*The input*.
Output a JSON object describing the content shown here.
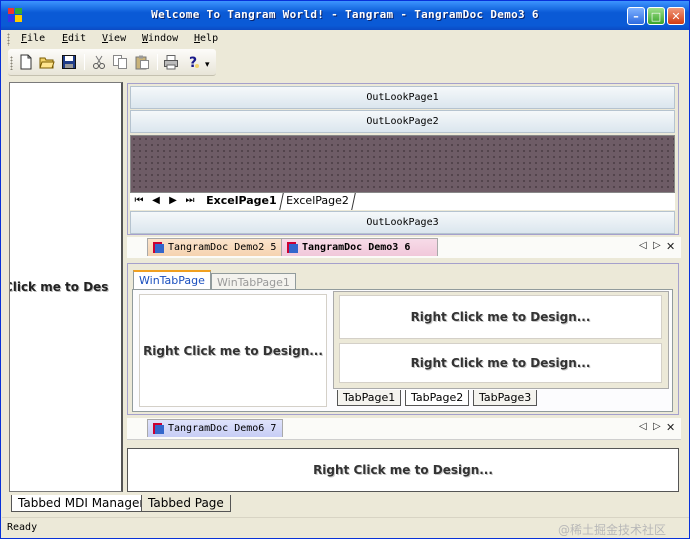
{
  "window": {
    "title": "Welcome To Tangram World! - Tangram - TangramDoc Demo3 6",
    "min_symbol": "–",
    "max_symbol": "□",
    "close_symbol": "✕"
  },
  "menu": {
    "items": [
      "File",
      "Edit",
      "View",
      "Window",
      "Help"
    ]
  },
  "toolbar": {
    "buttons": [
      "new-document",
      "open-folder",
      "save",
      "cut",
      "copy",
      "paste",
      "print",
      "help"
    ],
    "overflow_symbol": "▾"
  },
  "left_panel": {
    "text": "t Click me to Des"
  },
  "outlook": {
    "pages": [
      "OutLookPage1",
      "OutLookPage2",
      "OutLookPage3"
    ],
    "excel_tabs": [
      "ExcelPage1",
      "ExcelPage2"
    ],
    "nav_symbols": [
      "⏮",
      "◀",
      "▶",
      "⏭"
    ]
  },
  "doc_tabs_top": {
    "tabs": [
      "TangramDoc Demo2 5",
      "TangramDoc Demo3 6"
    ],
    "active_index": 1,
    "controls": [
      "◁",
      "▷",
      "✕"
    ]
  },
  "win_tabs": {
    "tabs": [
      "WinTabPage",
      "WinTabPage1"
    ],
    "active_index": 0
  },
  "design_panes": {
    "left": "Right Click me to Design...",
    "right_top": "Right Click me to Design...",
    "right_bottom": "Right Click me to Design..."
  },
  "inner_tabs": {
    "tabs": [
      "TabPage1",
      "TabPage2",
      "TabPage3"
    ],
    "active_index": 1
  },
  "doc_tabs_bottom": {
    "tabs": [
      "TangramDoc Demo6 7"
    ],
    "controls": [
      "◁",
      "▷",
      "✕"
    ]
  },
  "bottom_pane": {
    "text": "Right Click me to Design..."
  },
  "bottom_tabs": {
    "tabs": [
      "Tabbed MDI Manager",
      "Tabbed Page"
    ],
    "active_index": 0
  },
  "status": {
    "text": "Ready",
    "watermark": "@稀土掘金技术社区"
  },
  "colors": {
    "title_blue": "#0a5ad6",
    "grid_mauve": "#6e5c66",
    "outlook_bar": "#dbe6ee",
    "tab_orange": "#f5d3b0",
    "tab_pink": "#f1c8da",
    "tab_lavender": "#c7cdf5"
  }
}
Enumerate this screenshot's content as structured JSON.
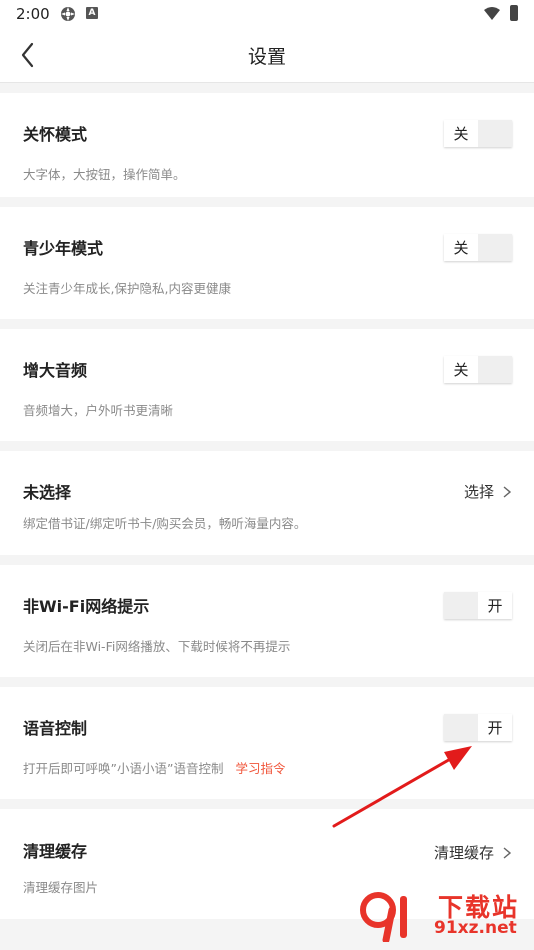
{
  "status_bar": {
    "time": "2:00",
    "icon2_letter": "A"
  },
  "header": {
    "title": "设置"
  },
  "settings": [
    {
      "title": "关怀模式",
      "desc": "大字体，大按钮，操作简单。",
      "toggle": "关"
    },
    {
      "title": "青少年模式",
      "desc": "关注青少年成长,保护隐私,内容更健康",
      "toggle": "关"
    },
    {
      "title": "增大音频",
      "desc": "音频增大，户外听书更清晰",
      "toggle": "关"
    },
    {
      "title": "未选择",
      "desc": "绑定借书证/绑定听书卡/购买会员，畅听海量内容。",
      "action": "选择"
    },
    {
      "title": "非Wi-Fi网络提示",
      "desc": "关闭后在非Wi-Fi网络播放、下载时候将不再提示",
      "toggle": "开"
    },
    {
      "title": "语音控制",
      "desc": "打开后即可呼唤”小语小语”语音控制",
      "link": "学习指令",
      "toggle": "开"
    },
    {
      "title": "清理缓存",
      "desc": "清理缓存图片",
      "action": "清理缓存"
    }
  ],
  "watermark": {
    "title": "下载站",
    "url": "91xz.net"
  },
  "colors": {
    "accent": "#f0553a",
    "background": "#f4f4f4",
    "watermark": "#e8342a",
    "annotation_arrow": "#e21b1b"
  }
}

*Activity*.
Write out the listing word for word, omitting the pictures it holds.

*Output of the task*.
Output a JSON object describing the content shown here.
{
  "window": {
    "title": "Welcome To Tangram World! - Tangram - TangramDoc Demo3 6",
    "min_symbol": "–",
    "max_symbol": "□",
    "close_symbol": "✕"
  },
  "menu": {
    "items": [
      "File",
      "Edit",
      "View",
      "Window",
      "Help"
    ]
  },
  "toolbar": {
    "buttons": [
      "new-document",
      "open-folder",
      "save",
      "cut",
      "copy",
      "paste",
      "print",
      "help"
    ],
    "overflow_symbol": "▾"
  },
  "left_panel": {
    "text": "t Click me to Des"
  },
  "outlook": {
    "pages": [
      "OutLookPage1",
      "OutLookPage2",
      "OutLookPage3"
    ],
    "excel_tabs": [
      "ExcelPage1",
      "ExcelPage2"
    ],
    "nav_symbols": [
      "⏮",
      "◀",
      "▶",
      "⏭"
    ]
  },
  "doc_tabs_top": {
    "tabs": [
      "TangramDoc Demo2 5",
      "TangramDoc Demo3 6"
    ],
    "active_index": 1,
    "controls": [
      "◁",
      "▷",
      "✕"
    ]
  },
  "win_tabs": {
    "tabs": [
      "WinTabPage",
      "WinTabPage1"
    ],
    "active_index": 0
  },
  "design_panes": {
    "left": "Right Click me to Design...",
    "right_top": "Right Click me to Design...",
    "right_bottom": "Right Click me to Design..."
  },
  "inner_tabs": {
    "tabs": [
      "TabPage1",
      "TabPage2",
      "TabPage3"
    ],
    "active_index": 1
  },
  "doc_tabs_bottom": {
    "tabs": [
      "TangramDoc Demo6 7"
    ],
    "controls": [
      "◁",
      "▷",
      "✕"
    ]
  },
  "bottom_pane": {
    "text": "Right Click me to Design..."
  },
  "bottom_tabs": {
    "tabs": [
      "Tabbed MDI Manager",
      "Tabbed Page"
    ],
    "active_index": 0
  },
  "status": {
    "text": "Ready",
    "watermark": "@稀土掘金技术社区"
  },
  "colors": {
    "title_blue": "#0a5ad6",
    "grid_mauve": "#6e5c66",
    "outlook_bar": "#dbe6ee",
    "tab_orange": "#f5d3b0",
    "tab_pink": "#f1c8da",
    "tab_lavender": "#c7cdf5"
  }
}
Enumerate this screenshot's content as structured JSON.
{
  "status_bar": {
    "time": "2:00",
    "icon2_letter": "A"
  },
  "header": {
    "title": "设置"
  },
  "settings": [
    {
      "title": "关怀模式",
      "desc": "大字体，大按钮，操作简单。",
      "toggle": "关"
    },
    {
      "title": "青少年模式",
      "desc": "关注青少年成长,保护隐私,内容更健康",
      "toggle": "关"
    },
    {
      "title": "增大音频",
      "desc": "音频增大，户外听书更清晰",
      "toggle": "关"
    },
    {
      "title": "未选择",
      "desc": "绑定借书证/绑定听书卡/购买会员，畅听海量内容。",
      "action": "选择"
    },
    {
      "title": "非Wi-Fi网络提示",
      "desc": "关闭后在非Wi-Fi网络播放、下载时候将不再提示",
      "toggle": "开"
    },
    {
      "title": "语音控制",
      "desc": "打开后即可呼唤”小语小语”语音控制",
      "link": "学习指令",
      "toggle": "开"
    },
    {
      "title": "清理缓存",
      "desc": "清理缓存图片",
      "action": "清理缓存"
    }
  ],
  "watermark": {
    "title": "下载站",
    "url": "91xz.net"
  },
  "colors": {
    "accent": "#f0553a",
    "background": "#f4f4f4",
    "watermark": "#e8342a",
    "annotation_arrow": "#e21b1b"
  }
}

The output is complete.